Expected increases in both claims and demand in the year ahead were the key take-aways from the latest ICISA State of the Industry survey. Looking at the wider context, members noted the important role played by state support schemes, including credit insurance schemes in this period.

With many of the credit insurance schemes due to expire shortly, we look at this topic in more detail, as well as discuss what ICISA is doing to help members as they develop their thinking and prepare for the future.

Most TCI members responding to our latest State of the Industry survey reported that they participate in one or more of the state-backed credit insurance schemes. These schemes form part of the wider suite of measures used by countries to insulate businesses from the worst impacts of the pandemic.

Most credit insurance schemes are located in EU member states, but can also be found in the UK, Canada and a small number of other non-EU countries. In the EU, these fall under the state aid temporary framework, which sets out broadly what member states can do to support their economies at this time. This temporary framework was due to expire in June, but was extended earlier this year until the end of 2021. Credit insurance schemes in the EU also follow this timeframe, but with terms of the schemes due to expire in June, discussions with governments will begin shortly.

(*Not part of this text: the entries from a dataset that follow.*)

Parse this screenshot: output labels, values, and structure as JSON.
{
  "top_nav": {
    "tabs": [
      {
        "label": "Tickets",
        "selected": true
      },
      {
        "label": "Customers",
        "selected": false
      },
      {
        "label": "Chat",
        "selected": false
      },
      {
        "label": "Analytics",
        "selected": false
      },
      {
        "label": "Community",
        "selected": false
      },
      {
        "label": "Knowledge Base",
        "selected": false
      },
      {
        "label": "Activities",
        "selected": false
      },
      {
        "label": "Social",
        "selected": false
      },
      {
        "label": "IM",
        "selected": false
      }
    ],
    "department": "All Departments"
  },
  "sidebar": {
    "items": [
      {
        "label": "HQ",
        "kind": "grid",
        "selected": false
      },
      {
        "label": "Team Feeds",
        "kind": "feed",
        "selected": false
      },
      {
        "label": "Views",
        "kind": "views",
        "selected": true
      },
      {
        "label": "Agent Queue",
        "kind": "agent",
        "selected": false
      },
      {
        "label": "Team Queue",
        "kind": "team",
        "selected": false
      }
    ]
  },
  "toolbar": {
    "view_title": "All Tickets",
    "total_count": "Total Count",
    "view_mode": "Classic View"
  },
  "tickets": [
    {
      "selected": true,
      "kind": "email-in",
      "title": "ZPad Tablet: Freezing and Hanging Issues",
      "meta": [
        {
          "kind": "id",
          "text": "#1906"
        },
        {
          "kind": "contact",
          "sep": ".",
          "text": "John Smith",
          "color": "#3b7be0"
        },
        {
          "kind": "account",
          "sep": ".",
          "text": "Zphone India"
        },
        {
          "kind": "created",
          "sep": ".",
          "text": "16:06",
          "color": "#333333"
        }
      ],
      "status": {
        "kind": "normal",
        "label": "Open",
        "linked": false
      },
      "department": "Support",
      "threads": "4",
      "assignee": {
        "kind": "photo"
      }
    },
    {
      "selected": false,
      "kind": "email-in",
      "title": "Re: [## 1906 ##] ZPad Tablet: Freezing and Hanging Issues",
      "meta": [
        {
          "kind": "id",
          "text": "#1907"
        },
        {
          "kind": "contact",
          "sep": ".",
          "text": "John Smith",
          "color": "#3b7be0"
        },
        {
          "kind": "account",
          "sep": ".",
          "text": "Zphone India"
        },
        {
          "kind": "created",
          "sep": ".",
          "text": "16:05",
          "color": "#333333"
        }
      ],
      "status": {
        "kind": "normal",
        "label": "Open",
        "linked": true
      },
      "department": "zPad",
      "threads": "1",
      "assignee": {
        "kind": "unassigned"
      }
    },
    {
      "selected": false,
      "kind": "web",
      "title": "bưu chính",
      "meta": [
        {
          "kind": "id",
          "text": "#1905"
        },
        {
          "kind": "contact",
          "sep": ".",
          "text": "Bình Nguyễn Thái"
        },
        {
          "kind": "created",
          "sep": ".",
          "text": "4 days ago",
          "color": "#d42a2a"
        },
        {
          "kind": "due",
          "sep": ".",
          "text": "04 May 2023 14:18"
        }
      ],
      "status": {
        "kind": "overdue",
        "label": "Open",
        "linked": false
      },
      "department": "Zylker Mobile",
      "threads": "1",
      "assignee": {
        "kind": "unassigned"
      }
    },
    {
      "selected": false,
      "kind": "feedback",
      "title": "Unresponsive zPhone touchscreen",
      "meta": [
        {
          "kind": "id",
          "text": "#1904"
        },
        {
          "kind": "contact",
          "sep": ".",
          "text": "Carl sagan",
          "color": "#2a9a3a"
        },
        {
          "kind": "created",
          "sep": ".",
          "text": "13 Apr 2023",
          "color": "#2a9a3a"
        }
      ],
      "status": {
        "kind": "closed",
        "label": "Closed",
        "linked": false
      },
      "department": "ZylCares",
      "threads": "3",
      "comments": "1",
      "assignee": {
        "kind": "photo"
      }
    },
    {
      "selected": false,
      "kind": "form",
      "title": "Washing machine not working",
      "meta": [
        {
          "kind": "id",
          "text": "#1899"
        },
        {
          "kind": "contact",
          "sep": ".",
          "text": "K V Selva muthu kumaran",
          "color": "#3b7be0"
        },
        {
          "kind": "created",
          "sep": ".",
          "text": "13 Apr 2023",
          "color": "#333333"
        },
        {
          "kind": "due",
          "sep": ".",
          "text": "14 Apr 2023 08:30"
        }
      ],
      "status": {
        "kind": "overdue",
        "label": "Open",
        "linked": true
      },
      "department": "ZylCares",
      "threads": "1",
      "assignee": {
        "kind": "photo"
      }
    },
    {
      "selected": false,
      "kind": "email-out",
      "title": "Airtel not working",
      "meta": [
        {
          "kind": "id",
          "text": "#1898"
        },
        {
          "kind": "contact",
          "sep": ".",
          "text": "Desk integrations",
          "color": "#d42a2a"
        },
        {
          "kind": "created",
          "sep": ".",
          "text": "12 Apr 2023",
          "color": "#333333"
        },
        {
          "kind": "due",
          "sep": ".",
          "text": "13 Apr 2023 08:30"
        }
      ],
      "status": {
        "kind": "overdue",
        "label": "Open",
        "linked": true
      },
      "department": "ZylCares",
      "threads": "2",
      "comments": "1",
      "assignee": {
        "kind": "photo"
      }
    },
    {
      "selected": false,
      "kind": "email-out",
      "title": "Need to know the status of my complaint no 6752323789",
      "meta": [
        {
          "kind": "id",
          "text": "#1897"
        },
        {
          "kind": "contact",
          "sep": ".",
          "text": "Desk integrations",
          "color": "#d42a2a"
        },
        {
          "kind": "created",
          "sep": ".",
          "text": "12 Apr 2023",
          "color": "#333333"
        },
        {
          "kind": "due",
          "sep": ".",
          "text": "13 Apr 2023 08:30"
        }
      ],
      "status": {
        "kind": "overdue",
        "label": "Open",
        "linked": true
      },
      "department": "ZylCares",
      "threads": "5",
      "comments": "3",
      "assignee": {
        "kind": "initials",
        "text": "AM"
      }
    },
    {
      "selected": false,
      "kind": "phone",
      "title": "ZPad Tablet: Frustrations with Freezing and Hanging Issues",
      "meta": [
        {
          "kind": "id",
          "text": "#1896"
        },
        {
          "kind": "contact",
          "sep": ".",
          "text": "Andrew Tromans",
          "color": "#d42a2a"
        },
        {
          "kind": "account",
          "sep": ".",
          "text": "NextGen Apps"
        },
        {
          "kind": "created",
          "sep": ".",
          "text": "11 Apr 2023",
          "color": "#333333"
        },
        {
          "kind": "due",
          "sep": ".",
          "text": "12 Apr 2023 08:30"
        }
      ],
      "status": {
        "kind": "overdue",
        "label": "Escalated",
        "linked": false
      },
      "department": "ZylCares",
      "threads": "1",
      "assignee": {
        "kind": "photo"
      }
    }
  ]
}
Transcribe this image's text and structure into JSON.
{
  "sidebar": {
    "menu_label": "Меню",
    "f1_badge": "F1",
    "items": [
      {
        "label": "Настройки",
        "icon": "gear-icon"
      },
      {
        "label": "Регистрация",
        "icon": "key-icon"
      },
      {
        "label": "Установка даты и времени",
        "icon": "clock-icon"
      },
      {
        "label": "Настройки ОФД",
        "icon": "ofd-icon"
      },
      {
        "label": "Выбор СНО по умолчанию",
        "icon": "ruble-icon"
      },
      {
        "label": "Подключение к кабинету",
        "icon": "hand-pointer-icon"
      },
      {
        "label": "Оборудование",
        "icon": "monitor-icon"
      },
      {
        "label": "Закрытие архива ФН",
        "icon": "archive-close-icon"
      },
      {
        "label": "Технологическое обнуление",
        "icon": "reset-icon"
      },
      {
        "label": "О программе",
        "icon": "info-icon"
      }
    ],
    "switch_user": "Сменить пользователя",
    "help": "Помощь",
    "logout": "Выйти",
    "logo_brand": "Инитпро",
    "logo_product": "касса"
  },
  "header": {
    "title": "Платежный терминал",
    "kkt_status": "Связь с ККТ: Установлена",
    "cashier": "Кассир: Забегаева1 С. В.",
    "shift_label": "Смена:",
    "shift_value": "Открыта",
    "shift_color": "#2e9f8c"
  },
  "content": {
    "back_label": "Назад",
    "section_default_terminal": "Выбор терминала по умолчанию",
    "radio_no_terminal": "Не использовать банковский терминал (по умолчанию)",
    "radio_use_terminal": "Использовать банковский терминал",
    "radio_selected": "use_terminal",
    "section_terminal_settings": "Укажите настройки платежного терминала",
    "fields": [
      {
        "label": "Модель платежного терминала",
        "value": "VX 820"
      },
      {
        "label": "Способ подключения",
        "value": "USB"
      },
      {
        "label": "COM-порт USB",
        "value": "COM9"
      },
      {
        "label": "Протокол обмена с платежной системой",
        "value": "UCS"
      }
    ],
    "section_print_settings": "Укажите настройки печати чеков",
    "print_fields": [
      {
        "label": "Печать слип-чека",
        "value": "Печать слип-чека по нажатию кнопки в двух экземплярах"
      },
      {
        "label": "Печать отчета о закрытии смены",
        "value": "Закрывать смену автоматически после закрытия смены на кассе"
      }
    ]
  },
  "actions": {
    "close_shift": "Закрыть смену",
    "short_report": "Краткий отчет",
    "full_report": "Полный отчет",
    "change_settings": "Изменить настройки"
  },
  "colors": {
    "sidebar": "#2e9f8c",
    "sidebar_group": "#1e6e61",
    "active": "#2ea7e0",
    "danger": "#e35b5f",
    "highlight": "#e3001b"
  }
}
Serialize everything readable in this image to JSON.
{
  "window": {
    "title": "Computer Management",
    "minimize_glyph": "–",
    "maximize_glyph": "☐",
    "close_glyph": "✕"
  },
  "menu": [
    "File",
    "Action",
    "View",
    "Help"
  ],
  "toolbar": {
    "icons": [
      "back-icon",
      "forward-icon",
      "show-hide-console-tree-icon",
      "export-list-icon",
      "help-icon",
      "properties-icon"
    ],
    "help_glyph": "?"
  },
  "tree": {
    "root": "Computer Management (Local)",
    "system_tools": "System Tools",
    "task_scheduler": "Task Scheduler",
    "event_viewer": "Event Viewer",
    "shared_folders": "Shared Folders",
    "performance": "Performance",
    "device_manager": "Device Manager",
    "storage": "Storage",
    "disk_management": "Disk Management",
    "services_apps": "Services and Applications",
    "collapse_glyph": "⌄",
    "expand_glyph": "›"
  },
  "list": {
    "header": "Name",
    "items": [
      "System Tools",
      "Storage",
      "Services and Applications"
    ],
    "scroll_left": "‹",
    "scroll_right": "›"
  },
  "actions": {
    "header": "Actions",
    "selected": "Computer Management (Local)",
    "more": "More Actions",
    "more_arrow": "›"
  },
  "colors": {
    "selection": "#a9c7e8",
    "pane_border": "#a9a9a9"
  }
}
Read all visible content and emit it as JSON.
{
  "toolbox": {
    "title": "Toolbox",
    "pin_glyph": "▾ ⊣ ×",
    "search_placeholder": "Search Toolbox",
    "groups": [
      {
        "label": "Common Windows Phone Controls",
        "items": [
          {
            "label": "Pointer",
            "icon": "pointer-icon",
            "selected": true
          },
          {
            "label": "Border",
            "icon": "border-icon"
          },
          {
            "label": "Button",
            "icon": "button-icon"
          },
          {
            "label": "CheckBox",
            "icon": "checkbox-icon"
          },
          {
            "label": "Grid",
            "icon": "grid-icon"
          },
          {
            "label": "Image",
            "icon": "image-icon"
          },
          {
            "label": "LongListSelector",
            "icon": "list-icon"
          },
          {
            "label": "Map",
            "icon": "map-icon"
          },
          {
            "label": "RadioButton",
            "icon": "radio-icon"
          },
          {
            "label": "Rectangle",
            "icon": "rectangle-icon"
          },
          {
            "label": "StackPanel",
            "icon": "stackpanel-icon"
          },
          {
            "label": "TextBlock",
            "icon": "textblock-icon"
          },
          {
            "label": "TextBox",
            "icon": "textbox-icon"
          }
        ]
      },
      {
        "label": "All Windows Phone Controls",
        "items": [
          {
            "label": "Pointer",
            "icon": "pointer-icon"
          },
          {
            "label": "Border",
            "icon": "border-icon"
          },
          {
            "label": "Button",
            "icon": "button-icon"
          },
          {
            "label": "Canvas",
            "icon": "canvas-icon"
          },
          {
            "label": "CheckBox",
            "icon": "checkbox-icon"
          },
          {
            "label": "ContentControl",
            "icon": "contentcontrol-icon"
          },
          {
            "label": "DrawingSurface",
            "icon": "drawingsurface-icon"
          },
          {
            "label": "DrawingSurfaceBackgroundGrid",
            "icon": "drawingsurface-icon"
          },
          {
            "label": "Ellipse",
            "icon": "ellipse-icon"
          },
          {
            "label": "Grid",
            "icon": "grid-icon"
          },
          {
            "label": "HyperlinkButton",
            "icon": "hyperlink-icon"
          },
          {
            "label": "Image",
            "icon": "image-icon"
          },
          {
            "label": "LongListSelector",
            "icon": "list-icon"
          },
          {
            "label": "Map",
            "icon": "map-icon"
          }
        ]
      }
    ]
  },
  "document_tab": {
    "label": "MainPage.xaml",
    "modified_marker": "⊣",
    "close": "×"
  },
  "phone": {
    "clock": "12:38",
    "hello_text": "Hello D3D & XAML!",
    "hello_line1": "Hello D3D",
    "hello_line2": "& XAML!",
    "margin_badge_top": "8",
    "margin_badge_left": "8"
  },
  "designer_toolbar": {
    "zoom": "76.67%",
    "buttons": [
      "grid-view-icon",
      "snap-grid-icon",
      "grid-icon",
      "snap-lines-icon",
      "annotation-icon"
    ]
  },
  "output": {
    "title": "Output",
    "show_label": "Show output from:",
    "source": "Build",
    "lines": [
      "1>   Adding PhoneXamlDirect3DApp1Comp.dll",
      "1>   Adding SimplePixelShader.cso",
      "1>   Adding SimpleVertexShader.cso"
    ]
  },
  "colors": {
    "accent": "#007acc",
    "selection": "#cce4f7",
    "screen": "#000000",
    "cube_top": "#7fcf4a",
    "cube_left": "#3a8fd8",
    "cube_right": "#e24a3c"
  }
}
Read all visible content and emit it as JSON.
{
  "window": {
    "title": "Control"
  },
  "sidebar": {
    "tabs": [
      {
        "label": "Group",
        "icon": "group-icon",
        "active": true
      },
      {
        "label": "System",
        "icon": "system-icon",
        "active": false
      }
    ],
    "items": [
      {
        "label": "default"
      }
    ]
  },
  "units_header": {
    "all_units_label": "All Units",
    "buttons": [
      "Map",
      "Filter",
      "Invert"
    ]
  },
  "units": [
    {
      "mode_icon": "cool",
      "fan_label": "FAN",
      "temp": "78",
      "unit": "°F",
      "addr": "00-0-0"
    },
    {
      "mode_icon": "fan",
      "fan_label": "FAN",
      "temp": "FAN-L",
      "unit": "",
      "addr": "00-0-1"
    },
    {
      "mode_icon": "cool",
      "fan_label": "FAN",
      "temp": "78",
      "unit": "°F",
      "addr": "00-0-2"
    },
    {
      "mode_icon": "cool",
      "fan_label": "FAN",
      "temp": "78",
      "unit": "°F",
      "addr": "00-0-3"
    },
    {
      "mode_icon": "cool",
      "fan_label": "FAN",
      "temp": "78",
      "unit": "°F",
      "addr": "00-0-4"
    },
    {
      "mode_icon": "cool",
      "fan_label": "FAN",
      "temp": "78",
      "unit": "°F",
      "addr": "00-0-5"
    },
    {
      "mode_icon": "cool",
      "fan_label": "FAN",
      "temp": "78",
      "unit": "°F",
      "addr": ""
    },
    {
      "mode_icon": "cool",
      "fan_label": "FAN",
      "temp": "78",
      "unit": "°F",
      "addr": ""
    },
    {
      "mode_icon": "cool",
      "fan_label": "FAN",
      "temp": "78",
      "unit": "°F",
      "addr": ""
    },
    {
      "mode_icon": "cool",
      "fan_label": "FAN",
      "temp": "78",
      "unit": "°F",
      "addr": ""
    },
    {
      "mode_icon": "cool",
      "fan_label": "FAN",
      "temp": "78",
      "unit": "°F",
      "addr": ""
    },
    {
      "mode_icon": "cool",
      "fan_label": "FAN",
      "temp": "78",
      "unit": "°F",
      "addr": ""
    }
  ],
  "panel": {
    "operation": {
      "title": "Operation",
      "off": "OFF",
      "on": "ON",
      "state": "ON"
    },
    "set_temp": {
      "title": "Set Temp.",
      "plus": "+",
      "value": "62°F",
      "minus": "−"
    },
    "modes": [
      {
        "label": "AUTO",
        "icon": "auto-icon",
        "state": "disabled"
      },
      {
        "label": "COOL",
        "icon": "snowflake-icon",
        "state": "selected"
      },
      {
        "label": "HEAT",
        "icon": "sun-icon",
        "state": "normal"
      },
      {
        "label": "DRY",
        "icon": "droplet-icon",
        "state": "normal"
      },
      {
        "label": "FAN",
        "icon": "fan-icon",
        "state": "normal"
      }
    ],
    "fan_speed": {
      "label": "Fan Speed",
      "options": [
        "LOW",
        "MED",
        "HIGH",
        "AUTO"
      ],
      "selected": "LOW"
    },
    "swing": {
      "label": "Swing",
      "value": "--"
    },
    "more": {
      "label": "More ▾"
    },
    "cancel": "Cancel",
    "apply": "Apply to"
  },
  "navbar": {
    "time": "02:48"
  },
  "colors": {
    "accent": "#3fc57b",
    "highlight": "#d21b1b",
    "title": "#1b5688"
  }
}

With widespread agreement early on in the pandemic, credit insurance schemes were introduced to ensure limits could be maintained at a time when insurers acting prudently may otherwise have to reduce their exposures. As noted in a recent EIOPA staff paper, “Many governments acted quickly in the COVID-19 crisis and, by means of state protection shields, enabled credit insurers to maintain their limits – for the benefit of their customers and the economy at large”.

It was not possible to tell at the time, but other measures have had a significant impact on the functioning of credit insurance schemes. These other measures, which maintained liquidity in the real economy or deferred insolvencies, significantly reduced the occurrence of exactly the kinds of loss events the credit insurance schemes were designed to cover. At the same time, members have reported that schemes come with a significant administrative and reporting burden, as well as cost implications.

As discussed elsewhere in this edition of the Insider, how governments choose to open economies is a hugely important question. ICISA members will be paying very close attention to the decisions of policymakers in the coming months. If a more permanent recovery takes hold in the summer, governments will need to be ready to pull the levers available to them to restart the economy. Planning on how and in what order measures are lifted is essential to avoid unnecessary shocks at a time when the recovery may be relatively fragile.

Which measures are maintained and which are lifted will be key. Those measures that directly support viable but vulnerable businesses will likely be prioritised. Resuming normal functioning of debt resolution mechanisms will be important. As mentioned, members expect claims to rise as some of these support measures are lifted. Getting the order and pacing of these next steps will be crucial to avoid unnecessary shocks on the one hand, and continuing to artificially preserve non-viable businesses on the other. What role the credit insurance schemes have in different markets during this transition and emergence phase of the pandemic remains open.

To support ICISA members, we will continue to provide a forum for discussion of the challenges in the market, as well as opportunities to consider different approaches for the future. We have consulted members involved in schemes on the likely discussions ahead and what options and preferences they have. A white paper on possible models for schemes produced by ICISA early in the pandemic was influential and distributed widely. If members would benefit from another white paper setting out options for schemes in the coming months, we will provide this.

ICISA has closely engaged with the European Commission during this time to communicate the views of members on a range of topics related to the pandemic. This includes a regular call for closer coordination of member state actions. With coordination of the way out of lockdown required, we will continue to make that case to key stakeholders. Our aim as ever is to support members in the decisions they make in their own markets, as well as inform ongoing debates and represent members views effectively.

Daniel de Búrca
Daniel de Búrca Head of Public Affairs at ICISA